Golf For Women - Babe Didrickson - Early Woman Pioneer

When you're learning about something new, it's easy to feel overwhelmed by the sheer amount of relevant information available. This informative article should help you focus on the central points.

Is everything making sense so far? If not, I'm sure that with just a little more reading, all the facts will fall into place.

The history of women who played golf is a rich and long one. Golf for women is recorded back in to the 1600's. In fact, it is believed that Mary, Queen of Scots, was the source for the name of caddy because she called them cadets. During her reign, the most famous golf course in the world, St. Andrews, was created. However, formal ladies golf clubs wouldn't start to be formed until the mid to late 1800's. The sport has grown dramatically. There are leagues, clubs, and competitions for men, ladies, and children.

One of the most recent ladies amateur golf organization is the Executive Womans Golf Association.

Many famous athletes have known acclaim in the sport of golf, but one of the earliest and most colorful, was Babe Didrikson Zaharias, a superb athlete and colorful pioneer in women's golf.

Thought by many to be the number one all time female athlete and golfer, Babe was also successful in basketball, track and field. Born Mildred Ella Didrikson, she was one of seven children in a family of immigrants from Norway. Babe grew up in Port Arthur, Texas, a coastal oil town near Louisiana, and Beaumont, a nearby city. There is a museum dedicated to her in Beaumont. Babe was born on June 26, 1911. Though she became one of the most famous winners in golf for women, she did not start the sport until 1935, when she was twenty-four years old.

In her first professional tournament, Babe was paired with George Zaharias. They were married eleven months after their meeting at the Los Angeles Open in 1938. She was the leading female golf celebrity and player of the 1940's and 1950's. There is still an annual tournament named after her. She accomplished something that no other golfer had ever done. Babe won seventeen women's amateur victories in a row. By 1950, Babe had won every competitive golfing title of her time. In fact, during her golfing career, Babe won eighty-two tournaments.

Babe Zaharias was the first woman golfer to qualify repeatedly for men's events notably at the Phoenix and Tucson Opens. 1951 brought her a place in the Hall of Fame of Women's Golf. The United States Golf Association awarded her their highest honor, the Bob Jones Award, in 1957. In 1977, she was inducted into the LPGA Hall of Fame at its inception. Still acknowledged for her outstanding abilities in the arena of golf, Babe once said about her golf swing, "It's not enough to just swing at the ball, you've got to loosen your girdle and let 'er fly." And let 'em fly, she did.

Is there really any information about Golfing Sport that is nonessential?

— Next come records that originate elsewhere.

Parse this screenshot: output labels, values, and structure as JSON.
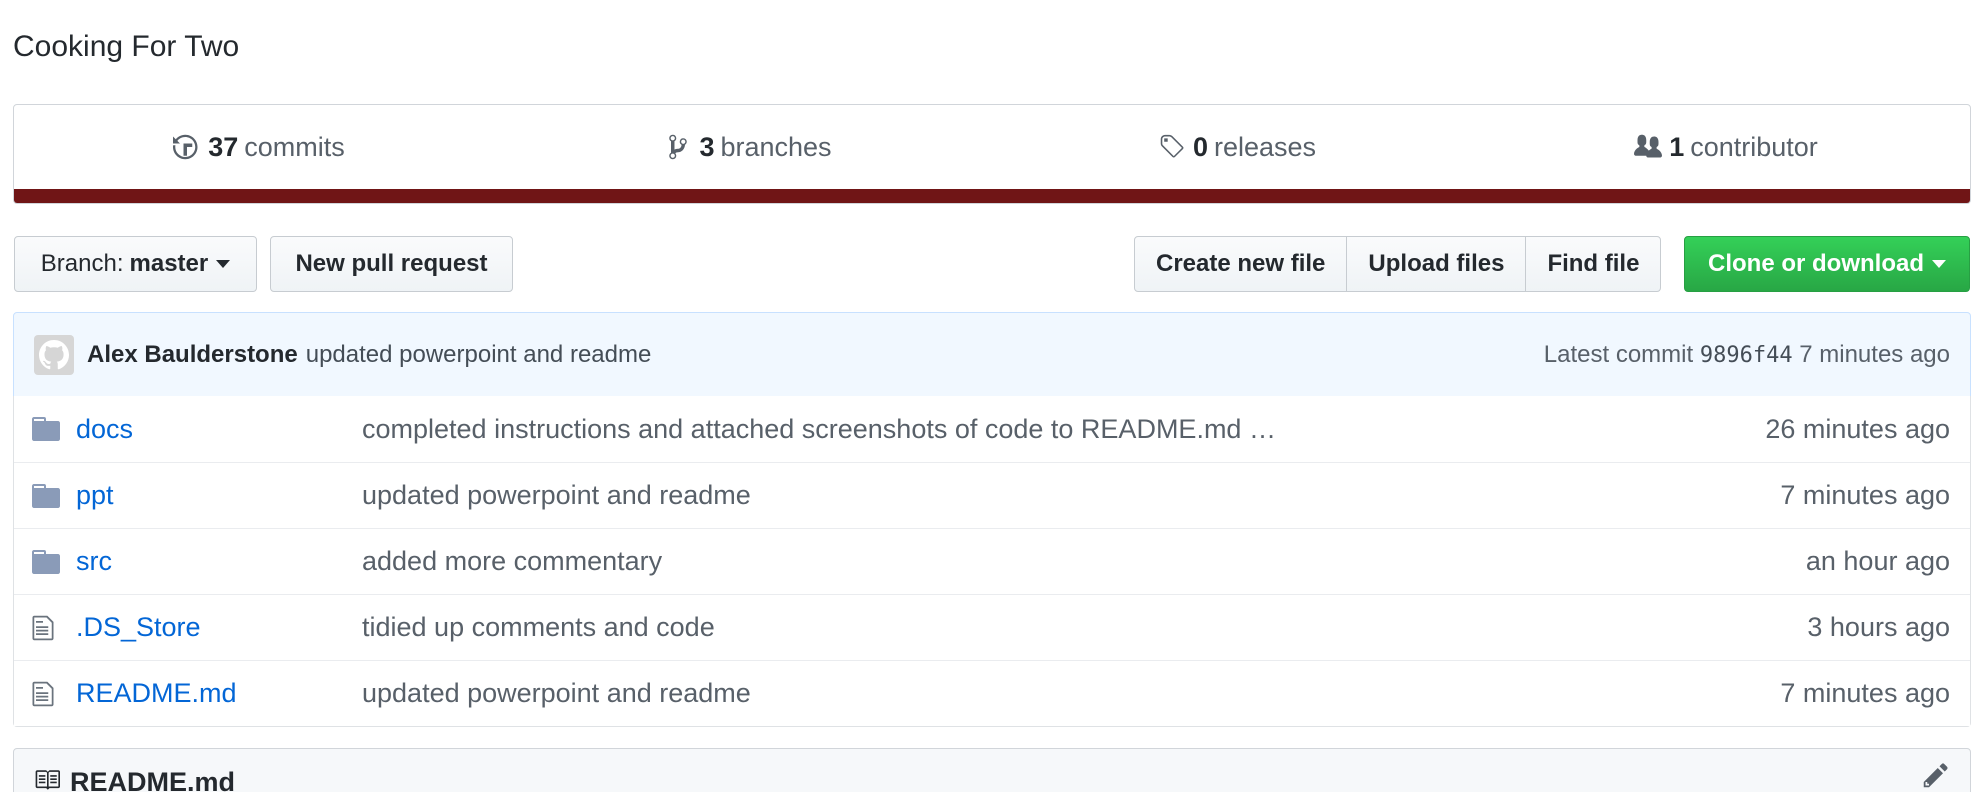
{
  "repo": {
    "description": "Cooking For Two"
  },
  "summary": {
    "commits": {
      "count": "37",
      "label": "commits",
      "icon": "history-icon"
    },
    "branches": {
      "count": "3",
      "label": "branches",
      "icon": "branch-icon"
    },
    "releases": {
      "count": "0",
      "label": "releases",
      "icon": "tag-icon"
    },
    "contributors": {
      "count": "1",
      "label": "contributor",
      "icon": "people-icon"
    },
    "language_color": "#701516"
  },
  "toolbar": {
    "branch_prefix": "Branch:",
    "branch_name": "master",
    "new_pull_request": "New pull request",
    "create_new_file": "Create new file",
    "upload_files": "Upload files",
    "find_file": "Find file",
    "clone_or_download": "Clone or download"
  },
  "latest_commit": {
    "author": "Alex Baulderstone",
    "message": "updated powerpoint and readme",
    "label": "Latest commit",
    "sha": "9896f44",
    "age": "7 minutes ago"
  },
  "files": [
    {
      "type": "dir",
      "name": "docs",
      "message": "completed instructions and attached screenshots of code to README.md …",
      "age": "26 minutes ago"
    },
    {
      "type": "dir",
      "name": "ppt",
      "message": "updated powerpoint and readme",
      "age": "7 minutes ago"
    },
    {
      "type": "dir",
      "name": "src",
      "message": "added more commentary",
      "age": "an hour ago"
    },
    {
      "type": "file",
      "name": ".DS_Store",
      "message": "tidied up comments and code",
      "age": "3 hours ago"
    },
    {
      "type": "file",
      "name": "README.md",
      "message": "updated powerpoint and readme",
      "age": "7 minutes ago"
    }
  ],
  "readme": {
    "title": "README.md"
  },
  "colors": {
    "link": "#0366d6",
    "clone_button": "#28a745",
    "commit_bg": "#f1f8ff"
  }
}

We all see things from different angles, so something relatively insignificant to one may be crucial to another.